Alumbres, Presiding judge at RTC Las Pinas Branch
255, for undue delay in the resolution of a civil case.
The case originated in the double sale of a house and
lot by the Spouses Forreza. They first sold it to the
Jimenezs on February 8, 1990 and the second sale to
the Saluds on February 2, 1990. The 1st buyer
successfully transferred the title to their name, then,
eventually sold to the Lauritos on June 27, 1991.
When the Lauritos visited the property, they
discovered that the Spouses Salud occupy the house
and refuse to vacate the property. So, the Lauritos
filed a suit for unlawful detainer. They won the case
at the MeTC despite the defense of the Saluds that
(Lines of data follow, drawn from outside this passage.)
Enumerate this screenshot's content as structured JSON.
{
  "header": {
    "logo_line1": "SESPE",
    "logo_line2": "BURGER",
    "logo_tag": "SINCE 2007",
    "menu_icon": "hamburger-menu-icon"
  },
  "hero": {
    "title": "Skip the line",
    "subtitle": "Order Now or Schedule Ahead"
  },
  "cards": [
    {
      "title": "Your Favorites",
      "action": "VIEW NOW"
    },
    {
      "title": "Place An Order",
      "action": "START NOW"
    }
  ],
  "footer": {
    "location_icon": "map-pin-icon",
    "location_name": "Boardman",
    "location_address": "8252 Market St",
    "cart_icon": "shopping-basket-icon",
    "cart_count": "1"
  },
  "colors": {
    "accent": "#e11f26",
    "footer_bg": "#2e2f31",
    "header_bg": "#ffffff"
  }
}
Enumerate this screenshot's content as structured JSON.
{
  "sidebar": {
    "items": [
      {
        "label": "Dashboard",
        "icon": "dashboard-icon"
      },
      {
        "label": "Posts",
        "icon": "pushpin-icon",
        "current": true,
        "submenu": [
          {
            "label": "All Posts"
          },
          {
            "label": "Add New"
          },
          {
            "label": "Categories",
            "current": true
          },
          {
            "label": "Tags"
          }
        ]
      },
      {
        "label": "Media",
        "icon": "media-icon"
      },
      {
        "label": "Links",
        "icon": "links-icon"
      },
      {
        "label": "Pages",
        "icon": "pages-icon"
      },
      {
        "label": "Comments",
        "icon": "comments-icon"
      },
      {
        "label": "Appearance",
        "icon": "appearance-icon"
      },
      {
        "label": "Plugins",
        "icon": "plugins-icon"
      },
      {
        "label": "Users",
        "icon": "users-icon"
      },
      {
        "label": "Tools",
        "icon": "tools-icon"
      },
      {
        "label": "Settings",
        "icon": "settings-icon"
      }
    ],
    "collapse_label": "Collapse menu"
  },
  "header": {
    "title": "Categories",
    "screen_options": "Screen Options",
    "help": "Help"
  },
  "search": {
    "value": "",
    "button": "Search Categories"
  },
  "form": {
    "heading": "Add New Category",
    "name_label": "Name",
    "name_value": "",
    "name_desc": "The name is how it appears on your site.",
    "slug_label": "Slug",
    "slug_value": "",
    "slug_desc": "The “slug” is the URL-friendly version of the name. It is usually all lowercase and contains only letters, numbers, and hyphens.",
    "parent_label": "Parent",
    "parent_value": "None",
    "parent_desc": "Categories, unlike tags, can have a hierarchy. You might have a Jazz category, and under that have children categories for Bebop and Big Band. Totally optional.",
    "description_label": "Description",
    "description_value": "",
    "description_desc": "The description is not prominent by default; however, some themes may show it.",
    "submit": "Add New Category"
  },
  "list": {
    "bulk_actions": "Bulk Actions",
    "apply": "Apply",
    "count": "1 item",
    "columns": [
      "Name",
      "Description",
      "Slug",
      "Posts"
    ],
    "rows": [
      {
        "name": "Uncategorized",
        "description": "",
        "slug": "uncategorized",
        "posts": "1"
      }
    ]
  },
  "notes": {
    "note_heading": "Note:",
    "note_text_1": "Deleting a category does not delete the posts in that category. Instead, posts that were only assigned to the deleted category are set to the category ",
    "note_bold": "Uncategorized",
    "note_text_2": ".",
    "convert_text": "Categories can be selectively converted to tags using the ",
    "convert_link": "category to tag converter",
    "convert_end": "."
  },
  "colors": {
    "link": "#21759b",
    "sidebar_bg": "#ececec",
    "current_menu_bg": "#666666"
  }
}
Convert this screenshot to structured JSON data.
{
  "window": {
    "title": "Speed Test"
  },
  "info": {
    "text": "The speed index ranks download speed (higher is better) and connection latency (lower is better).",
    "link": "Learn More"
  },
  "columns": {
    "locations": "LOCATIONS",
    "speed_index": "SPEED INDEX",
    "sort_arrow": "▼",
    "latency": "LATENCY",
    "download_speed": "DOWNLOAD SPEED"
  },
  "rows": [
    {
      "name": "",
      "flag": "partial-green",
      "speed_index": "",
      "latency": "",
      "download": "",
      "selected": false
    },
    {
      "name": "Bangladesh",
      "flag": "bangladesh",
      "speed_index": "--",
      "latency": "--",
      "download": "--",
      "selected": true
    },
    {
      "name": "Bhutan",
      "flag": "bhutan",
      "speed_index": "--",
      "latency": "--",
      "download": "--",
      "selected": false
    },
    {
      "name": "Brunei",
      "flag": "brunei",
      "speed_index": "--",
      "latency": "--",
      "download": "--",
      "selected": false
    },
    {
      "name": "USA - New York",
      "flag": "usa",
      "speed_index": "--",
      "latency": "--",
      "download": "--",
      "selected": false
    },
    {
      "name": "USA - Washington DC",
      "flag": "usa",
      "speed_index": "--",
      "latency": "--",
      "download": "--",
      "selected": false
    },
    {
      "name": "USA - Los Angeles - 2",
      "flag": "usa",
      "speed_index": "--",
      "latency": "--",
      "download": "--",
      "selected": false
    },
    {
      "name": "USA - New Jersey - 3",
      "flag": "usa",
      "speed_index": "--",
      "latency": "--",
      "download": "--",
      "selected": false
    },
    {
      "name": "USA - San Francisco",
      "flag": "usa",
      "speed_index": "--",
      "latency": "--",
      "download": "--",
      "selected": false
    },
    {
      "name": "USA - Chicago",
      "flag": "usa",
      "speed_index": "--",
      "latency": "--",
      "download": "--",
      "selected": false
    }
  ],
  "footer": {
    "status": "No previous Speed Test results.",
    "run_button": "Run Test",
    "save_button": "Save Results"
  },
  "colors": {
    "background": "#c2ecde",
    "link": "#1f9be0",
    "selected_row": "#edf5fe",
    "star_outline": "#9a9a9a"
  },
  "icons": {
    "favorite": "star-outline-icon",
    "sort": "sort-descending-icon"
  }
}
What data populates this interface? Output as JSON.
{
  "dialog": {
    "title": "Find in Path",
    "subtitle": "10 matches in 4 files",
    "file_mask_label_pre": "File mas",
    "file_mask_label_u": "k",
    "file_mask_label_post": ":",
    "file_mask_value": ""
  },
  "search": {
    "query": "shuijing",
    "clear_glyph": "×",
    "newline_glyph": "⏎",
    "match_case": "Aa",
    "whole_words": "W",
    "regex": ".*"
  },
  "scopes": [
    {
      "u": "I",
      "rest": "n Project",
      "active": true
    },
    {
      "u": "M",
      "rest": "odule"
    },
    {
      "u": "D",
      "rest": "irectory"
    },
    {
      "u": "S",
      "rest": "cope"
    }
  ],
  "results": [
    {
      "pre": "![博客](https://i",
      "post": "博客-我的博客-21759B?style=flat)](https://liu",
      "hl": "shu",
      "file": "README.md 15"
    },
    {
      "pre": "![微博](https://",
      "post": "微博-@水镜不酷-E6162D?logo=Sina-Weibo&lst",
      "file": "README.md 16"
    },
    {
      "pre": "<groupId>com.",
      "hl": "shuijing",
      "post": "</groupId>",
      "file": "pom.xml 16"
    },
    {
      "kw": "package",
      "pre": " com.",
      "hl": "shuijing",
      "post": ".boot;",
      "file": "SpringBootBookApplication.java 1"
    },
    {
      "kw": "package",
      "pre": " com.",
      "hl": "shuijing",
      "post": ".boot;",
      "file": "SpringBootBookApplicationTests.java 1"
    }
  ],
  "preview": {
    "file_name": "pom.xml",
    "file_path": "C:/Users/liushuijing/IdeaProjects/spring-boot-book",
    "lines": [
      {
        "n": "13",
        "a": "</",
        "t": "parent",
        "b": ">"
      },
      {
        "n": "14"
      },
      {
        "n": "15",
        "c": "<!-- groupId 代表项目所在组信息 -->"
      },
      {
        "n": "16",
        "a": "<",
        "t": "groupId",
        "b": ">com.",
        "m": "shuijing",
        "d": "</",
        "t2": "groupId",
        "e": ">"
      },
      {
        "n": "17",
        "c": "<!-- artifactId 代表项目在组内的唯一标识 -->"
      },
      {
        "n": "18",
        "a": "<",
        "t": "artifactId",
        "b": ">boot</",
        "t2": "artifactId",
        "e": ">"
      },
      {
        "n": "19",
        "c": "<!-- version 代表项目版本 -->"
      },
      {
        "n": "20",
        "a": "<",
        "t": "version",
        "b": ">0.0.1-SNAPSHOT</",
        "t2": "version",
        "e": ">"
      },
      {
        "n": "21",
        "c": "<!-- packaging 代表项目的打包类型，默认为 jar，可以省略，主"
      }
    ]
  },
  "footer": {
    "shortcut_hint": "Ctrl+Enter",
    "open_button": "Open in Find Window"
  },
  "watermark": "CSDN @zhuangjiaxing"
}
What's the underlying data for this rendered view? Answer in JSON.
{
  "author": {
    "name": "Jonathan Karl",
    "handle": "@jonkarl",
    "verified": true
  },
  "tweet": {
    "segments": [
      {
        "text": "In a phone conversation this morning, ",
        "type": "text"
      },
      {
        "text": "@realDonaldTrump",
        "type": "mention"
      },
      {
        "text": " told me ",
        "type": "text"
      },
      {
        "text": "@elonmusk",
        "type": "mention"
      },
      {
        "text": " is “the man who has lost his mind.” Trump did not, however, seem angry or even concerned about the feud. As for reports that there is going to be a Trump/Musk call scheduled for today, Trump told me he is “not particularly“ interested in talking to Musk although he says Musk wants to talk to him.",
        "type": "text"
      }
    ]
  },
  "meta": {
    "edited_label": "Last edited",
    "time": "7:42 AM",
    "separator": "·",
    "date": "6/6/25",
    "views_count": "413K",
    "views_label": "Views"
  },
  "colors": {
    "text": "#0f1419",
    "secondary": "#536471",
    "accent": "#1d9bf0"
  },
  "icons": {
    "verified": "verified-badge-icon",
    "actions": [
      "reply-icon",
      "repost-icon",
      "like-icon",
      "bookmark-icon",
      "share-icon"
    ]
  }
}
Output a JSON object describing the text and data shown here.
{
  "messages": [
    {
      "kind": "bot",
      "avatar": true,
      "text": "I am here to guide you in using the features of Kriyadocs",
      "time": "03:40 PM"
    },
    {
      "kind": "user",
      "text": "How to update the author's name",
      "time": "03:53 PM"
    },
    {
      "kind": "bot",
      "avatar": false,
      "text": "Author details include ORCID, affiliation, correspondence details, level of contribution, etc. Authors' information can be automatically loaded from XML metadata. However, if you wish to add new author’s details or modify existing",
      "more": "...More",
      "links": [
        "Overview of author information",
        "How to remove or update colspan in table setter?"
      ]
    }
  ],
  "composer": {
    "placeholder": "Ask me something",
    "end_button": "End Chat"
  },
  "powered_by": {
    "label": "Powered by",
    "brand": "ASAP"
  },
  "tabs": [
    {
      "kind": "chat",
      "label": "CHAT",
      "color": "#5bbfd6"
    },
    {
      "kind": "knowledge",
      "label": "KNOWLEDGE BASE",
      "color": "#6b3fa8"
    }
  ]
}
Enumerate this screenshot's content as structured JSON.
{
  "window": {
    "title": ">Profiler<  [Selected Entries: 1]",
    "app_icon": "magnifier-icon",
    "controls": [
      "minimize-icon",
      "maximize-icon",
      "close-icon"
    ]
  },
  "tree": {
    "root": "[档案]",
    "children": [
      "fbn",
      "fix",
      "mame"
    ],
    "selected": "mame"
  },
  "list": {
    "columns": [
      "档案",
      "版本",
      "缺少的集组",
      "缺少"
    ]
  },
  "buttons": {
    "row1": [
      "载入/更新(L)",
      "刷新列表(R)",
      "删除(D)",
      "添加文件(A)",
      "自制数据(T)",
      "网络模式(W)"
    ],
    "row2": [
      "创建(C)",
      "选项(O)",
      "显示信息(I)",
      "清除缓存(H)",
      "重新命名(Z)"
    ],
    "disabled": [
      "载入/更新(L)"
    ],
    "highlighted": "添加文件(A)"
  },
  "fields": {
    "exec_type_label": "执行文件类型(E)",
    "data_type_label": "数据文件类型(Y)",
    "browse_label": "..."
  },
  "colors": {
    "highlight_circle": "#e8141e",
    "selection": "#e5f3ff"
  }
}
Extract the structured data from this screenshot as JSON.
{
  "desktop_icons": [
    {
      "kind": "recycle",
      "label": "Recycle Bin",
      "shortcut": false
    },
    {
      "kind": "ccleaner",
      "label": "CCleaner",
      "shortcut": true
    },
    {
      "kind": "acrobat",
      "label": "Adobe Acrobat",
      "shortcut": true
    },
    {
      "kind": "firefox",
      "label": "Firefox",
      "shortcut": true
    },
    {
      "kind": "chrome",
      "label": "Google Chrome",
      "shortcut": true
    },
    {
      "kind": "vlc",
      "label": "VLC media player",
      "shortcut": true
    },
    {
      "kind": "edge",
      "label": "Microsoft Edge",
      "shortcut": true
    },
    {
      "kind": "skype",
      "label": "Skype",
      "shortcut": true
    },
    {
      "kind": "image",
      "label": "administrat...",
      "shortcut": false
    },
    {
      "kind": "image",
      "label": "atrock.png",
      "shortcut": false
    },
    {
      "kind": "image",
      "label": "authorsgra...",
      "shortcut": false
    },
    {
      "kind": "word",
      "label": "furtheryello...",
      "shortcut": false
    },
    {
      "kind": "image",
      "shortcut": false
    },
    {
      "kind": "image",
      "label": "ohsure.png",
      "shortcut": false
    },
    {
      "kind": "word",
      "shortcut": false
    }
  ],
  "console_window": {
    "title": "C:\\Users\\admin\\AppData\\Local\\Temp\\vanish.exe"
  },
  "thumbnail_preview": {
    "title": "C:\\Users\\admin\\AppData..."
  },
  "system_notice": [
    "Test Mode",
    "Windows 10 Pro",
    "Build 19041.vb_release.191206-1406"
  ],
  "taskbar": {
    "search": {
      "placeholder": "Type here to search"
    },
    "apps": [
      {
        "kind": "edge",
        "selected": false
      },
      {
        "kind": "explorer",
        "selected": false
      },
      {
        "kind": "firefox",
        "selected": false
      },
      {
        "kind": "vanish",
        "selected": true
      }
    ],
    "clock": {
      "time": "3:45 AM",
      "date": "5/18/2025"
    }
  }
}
they were buyers in good faith for failure to show
that they are the owners of the property. The Saluds,
then, appealed and filed a memorandum and the
case was raffled to Branch 255. Notwithstanding the
pending appeal, Judge Alumbres issued an
Alias Writ of Execution, stating that judgment is
now final and executory.
Then the Saluds filed a petition for certiorari to
temporarily restrain the RTC from implementing,
enforcing or executing its orders. The Laurito spouses
then filed with Court of Appeals to Declare the TRO
Vacated and early resolution of the case and also
filed a Motion for Issuance of an Alias Writ of
Execution Pending Appeal.
In his comment, respondent judge does not deny the
delay but he put the blame to complainant. It is
because, according to him, after the decreed Writ of
Execution Pending Appeal, complainant filed
numerous pleadings not only in the RTC but also to
CA, which sought to stop or suspend the
implementation of the writ issued and to harass him
(respondent). And also, respondent pointed out that
despite of the pending administrative case against
him, he was able to render a decision, despite delay
by sixteen (16) months.
The Court Administrator recommended that the
respondent judge be suspended without pay and
benefits for a period of two (2) months for delay in
the disposition of a case. 22 Said recommendation
took into consideration the fact that respondent had
previously been admonished for having decided a
case beyond the reglementary period.

In this instance, however, we also have to recognize

certain contributing factors for the delay. Among
them are the observed tendencies of the litigants to
resort to harassment tactics against the judge, as
well as to overburden the court with multiple but
unnecessary motions and related paperwork. These
negative tactics are to be deplored. Although they do
not excuse undue delay, they certainly should
mitigate the imposable penalty on the erring judge.
Except for the mitigating circumstance, we are in
agreement with the OCA recommendations in this
case. The record shows that this is not the first time,
that respondent has been called to account by this
Court. In 1992, he was fined for gross partiality to a
party. In 1996, he was admonished for delay in the
disposition of a case. In 1999, he was reprimanded.
Although respondent has retired on June 3, 2001, the
recommendation of the OCA that a fine be imposed
on him is still in order.
PENALTY: Hon. Florentino M. Alumbres, former
presiding judge of the Regional Trial Court of Las
(P5,000.00) for undue delay in rendering a decision
in Civil Case No. LP-96-300. Said amount is hereby
ORDERED deducted from retirement benefits of